Catocala charlottae
Updated as per "Systematics of moths in the genus Catocala (Lepidoptera, Erebidae) IV.
Nomenclatorial stabilization of the Nearctic fauna, with a revised synonymic check list";
ZooKeys 39: 3783 (2010) by Lawrence F. Gall, David C. Hawks; March 21, 2010

Catocala praeclara charlottae
kah-TOCK-uh-lahmpree-CLAIR-uhmSHAR-lot-tay
Brou, 1988


Catocala charlottae, Louisiana, courtesy of Vernon A. Brou.

This site has been created by Bill Oehlke at oehlkew@islandtelecom.com
Comments, suggestions and/or additional information are welcomed by Bill.

TAXONOMY:

Superfamily: Noctuoidea
Family: Noctuidae
Group: Noctuinina
Subfamily: Catocalinae
Genus: Catocala, Schrank, 1802

MIDI MUSIC

"Moon River"
copyright C. Odenkirk
MIDI CITY

ON.OFF
<bgsound src="moon.mid" LOOP=FOREVER>

DISTRIBUTION:

Catocala praeclara charlottae (wingspan: mm) flies in Louisiana and probably in Florida, Alabama, Georgia and Mississippi.

Catocala praeclara charlottae, Marion County, Florida, courtesy of Leroy Simon, id by Vernon Brou.

The moth depicted above was originally sent to me as Catocala alabamae, but Vernon Brou indicates it is more likely Catocala charlottae. If Vernon's id is correct, then it should also be added to the Florida checklist.

The moth previously designated as Catocala charlottetae is now (2010) regarded as a Catocala praeclara charlottetae.

FLIGHT TIMES AND PREFERRED FOOD PLANTS:

Catocala praeclara charlottae flies as a single generation with moths on the wing from ??. The Catocala charlottae caterpillar feeds on ?? species.

ECLOSION:

Adults eclose from pupae formed under leaf litter.

SCENTING AND MATING:

Catocala praeclara charlottae females emit an airbourne pheromone and males use their antennae to track the scent plume.

EGGS, CATERPILLARS, COCOONS AND PUPAE:

Eggs are deposited on tree bark in the fall and hatch the following spring.

Mature larvae

Image courtesy of

Larval Food Plants

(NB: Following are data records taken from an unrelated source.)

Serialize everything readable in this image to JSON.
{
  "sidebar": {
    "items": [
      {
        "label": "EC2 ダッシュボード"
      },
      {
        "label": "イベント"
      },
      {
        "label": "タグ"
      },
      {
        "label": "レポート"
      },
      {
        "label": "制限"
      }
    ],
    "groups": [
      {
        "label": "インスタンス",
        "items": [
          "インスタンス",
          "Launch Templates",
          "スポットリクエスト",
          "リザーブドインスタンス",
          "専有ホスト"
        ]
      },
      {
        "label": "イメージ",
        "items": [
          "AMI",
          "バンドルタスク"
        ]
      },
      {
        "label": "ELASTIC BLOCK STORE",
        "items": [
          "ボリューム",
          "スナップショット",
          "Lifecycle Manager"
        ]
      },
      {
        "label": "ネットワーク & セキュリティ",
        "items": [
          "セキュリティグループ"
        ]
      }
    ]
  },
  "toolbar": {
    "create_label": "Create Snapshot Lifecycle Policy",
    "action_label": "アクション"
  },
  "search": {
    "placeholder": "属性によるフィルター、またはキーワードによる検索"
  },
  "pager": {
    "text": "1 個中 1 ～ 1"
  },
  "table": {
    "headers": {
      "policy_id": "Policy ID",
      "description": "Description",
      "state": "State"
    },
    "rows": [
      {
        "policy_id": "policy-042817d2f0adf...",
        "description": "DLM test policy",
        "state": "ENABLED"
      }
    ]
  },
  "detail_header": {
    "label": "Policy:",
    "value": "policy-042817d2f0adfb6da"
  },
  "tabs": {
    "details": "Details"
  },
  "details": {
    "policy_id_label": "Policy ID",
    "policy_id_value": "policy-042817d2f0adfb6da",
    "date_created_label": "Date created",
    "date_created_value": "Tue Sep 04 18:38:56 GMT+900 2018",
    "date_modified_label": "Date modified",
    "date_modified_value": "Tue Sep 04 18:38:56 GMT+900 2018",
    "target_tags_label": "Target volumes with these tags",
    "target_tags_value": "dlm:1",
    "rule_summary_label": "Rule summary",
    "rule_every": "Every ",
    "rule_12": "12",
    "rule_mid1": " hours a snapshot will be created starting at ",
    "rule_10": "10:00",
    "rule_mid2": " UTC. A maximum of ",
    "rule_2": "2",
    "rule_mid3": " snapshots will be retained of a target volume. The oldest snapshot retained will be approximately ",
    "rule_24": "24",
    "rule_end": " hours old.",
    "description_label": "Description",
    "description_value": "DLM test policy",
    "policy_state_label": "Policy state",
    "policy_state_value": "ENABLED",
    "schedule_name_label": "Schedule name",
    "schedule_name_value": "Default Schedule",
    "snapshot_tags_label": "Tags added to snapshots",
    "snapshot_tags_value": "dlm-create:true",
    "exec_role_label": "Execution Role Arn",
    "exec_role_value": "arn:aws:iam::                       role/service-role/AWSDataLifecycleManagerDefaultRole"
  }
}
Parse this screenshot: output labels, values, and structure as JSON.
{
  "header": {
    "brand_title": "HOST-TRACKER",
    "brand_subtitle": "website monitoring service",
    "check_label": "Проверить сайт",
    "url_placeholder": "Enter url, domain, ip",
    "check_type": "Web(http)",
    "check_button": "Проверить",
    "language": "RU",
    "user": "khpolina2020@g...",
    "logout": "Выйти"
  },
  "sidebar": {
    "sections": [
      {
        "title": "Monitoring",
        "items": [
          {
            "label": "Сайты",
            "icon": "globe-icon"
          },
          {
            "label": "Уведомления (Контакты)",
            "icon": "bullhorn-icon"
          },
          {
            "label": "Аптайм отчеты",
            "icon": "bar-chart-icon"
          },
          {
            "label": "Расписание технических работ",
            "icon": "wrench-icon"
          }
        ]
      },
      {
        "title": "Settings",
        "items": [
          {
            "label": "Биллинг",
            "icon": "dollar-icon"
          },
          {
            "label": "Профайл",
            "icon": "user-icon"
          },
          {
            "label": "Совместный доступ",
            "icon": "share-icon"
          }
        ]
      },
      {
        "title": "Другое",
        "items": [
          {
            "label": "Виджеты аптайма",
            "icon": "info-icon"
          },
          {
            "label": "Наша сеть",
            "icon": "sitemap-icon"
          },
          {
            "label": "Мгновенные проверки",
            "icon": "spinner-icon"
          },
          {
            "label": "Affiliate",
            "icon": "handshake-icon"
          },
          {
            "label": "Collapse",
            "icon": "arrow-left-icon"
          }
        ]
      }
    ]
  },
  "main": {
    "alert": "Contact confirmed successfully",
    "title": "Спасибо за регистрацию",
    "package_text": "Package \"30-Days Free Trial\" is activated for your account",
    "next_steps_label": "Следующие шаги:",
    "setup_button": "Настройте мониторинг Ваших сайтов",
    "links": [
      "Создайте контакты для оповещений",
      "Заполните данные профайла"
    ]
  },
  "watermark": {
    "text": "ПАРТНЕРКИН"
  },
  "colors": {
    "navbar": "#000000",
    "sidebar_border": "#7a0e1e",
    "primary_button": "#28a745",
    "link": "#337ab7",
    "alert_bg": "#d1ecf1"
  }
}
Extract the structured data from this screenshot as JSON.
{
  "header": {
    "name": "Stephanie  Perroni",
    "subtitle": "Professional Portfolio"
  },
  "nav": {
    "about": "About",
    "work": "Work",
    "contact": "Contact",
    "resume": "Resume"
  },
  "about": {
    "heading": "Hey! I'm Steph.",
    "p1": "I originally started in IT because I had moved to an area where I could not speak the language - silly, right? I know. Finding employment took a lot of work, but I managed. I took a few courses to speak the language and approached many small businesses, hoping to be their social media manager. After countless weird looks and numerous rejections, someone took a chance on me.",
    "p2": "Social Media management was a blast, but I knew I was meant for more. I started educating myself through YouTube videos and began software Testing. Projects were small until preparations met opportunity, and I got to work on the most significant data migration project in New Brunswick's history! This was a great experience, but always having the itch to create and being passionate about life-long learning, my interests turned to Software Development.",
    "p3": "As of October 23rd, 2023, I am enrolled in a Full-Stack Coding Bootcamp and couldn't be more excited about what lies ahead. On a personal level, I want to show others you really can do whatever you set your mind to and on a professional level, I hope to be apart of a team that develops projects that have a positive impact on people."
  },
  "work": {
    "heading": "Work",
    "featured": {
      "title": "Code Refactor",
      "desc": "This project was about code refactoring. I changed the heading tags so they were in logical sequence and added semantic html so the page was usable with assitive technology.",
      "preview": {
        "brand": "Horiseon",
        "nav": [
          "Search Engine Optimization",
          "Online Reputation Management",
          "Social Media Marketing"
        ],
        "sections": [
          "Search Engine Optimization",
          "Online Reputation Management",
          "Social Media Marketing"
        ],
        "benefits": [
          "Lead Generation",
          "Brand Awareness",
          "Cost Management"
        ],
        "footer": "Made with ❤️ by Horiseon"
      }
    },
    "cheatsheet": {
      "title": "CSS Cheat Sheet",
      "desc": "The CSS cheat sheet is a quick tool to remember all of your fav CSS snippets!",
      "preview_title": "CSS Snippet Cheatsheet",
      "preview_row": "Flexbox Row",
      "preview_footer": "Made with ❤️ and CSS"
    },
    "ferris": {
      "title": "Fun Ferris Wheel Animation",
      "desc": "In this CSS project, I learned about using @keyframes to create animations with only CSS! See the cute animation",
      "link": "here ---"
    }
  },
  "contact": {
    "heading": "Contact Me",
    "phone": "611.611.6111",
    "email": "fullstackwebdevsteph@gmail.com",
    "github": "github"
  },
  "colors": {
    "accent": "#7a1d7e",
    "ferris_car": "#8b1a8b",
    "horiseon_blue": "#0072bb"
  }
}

Listed below are primary food plant(s) and alternate food plants. It is hoped that this alphabetical listing followed by the common name of the foodplant will prove useful. The list is not exhaustive, although some species seem very host specific. Experimenting with closely related foodplants is worthwhile.

.......


This page is brought to you by Bill Oehlke and the WLSS. Pages are on space rented from Bizland. If you would like to become a "Patron of the Sphingidae/Catocala Sites", contact Bill.

Please send sightings/images to Bill. I will do my best to respond to requests for identification help.

Enjoy one of nature's wonderments: Live Saturniidae (Giant Silkmoth) cocoons.


To show appreciation for this site, click on the flashing
butterfly to the left, a link to many worldwide insect sites.

Visit "Systematics of moths in the genus Catocala (Lepidoptera, Erebidae) IV.
Nomenclatorial stabilization of the Nearctic fauna, with a revised synonymic check list";
ZooKeys 39: 3783 (2010) by Lawrence F. Gall, David C. Hawks